→ **Source material**:
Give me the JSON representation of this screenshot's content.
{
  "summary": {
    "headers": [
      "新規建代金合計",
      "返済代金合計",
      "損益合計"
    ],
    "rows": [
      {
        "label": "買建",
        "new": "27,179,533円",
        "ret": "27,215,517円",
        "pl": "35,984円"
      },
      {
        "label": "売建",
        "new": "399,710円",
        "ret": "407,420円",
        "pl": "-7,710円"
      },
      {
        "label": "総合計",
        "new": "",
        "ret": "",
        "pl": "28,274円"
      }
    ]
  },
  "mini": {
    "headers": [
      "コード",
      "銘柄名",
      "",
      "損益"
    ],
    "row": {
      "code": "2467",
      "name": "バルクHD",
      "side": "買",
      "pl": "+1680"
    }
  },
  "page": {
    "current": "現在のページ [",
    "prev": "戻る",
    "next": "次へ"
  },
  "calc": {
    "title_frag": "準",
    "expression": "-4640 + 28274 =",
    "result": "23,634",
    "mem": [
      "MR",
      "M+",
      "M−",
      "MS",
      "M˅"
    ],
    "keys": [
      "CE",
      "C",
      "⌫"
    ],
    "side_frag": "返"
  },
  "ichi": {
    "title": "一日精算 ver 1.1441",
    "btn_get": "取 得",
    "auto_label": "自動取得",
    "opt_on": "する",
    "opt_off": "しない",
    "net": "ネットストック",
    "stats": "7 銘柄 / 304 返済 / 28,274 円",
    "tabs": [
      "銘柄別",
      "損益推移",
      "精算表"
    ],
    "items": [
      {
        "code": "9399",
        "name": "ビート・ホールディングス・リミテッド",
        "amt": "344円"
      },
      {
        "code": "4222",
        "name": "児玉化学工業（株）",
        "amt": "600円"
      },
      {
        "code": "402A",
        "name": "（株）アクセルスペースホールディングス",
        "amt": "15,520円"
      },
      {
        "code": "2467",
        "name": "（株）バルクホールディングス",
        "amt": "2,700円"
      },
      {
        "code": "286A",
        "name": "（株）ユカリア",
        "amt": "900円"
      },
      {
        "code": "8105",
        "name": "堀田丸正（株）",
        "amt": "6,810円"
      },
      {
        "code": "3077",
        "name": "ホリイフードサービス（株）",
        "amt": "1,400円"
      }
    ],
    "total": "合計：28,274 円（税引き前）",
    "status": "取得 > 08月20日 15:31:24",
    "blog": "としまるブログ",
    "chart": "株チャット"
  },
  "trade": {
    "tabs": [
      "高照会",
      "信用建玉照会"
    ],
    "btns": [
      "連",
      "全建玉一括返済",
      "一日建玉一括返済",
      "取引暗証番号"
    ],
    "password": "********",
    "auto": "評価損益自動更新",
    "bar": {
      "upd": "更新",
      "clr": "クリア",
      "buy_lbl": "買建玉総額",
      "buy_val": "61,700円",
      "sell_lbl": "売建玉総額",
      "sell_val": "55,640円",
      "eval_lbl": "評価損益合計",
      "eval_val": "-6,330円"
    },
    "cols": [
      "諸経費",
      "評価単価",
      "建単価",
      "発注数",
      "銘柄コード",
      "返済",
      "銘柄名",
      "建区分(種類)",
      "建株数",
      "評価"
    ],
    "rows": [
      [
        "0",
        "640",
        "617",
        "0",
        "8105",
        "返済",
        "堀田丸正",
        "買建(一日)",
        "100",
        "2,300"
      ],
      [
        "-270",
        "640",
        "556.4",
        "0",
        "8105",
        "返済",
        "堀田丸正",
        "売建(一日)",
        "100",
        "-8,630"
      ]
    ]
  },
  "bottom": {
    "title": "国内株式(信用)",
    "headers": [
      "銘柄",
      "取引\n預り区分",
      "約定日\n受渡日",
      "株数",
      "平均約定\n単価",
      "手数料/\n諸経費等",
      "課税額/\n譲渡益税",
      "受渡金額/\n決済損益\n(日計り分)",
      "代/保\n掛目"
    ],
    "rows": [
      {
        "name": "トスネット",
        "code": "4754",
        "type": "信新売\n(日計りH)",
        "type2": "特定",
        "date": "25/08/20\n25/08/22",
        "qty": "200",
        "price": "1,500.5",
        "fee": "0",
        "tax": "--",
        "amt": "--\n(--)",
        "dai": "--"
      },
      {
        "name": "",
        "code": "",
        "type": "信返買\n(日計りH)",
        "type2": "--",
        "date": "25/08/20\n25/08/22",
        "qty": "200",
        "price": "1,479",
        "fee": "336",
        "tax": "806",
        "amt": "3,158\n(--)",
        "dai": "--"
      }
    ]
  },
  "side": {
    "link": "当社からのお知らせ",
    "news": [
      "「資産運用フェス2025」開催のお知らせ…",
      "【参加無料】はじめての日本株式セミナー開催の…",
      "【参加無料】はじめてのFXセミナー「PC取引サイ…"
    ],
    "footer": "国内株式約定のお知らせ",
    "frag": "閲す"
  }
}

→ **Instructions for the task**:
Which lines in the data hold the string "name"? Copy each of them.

→ **Output for this exercise**:
      "name": "バルクHD",
        "name": "ビート・ホールディングス・リミテッド",
        "name": "児玉化学工業（株）",
        "name": "（株）アクセルスペースホールディングス",
        "name": "（株）バルクホールディングス",
        "name": "（株）ユカリア",
        "name": "堀田丸正（株）",
        "name": "ホリイフードサービス（株）",
        "name": "トスネット",
        "name": "",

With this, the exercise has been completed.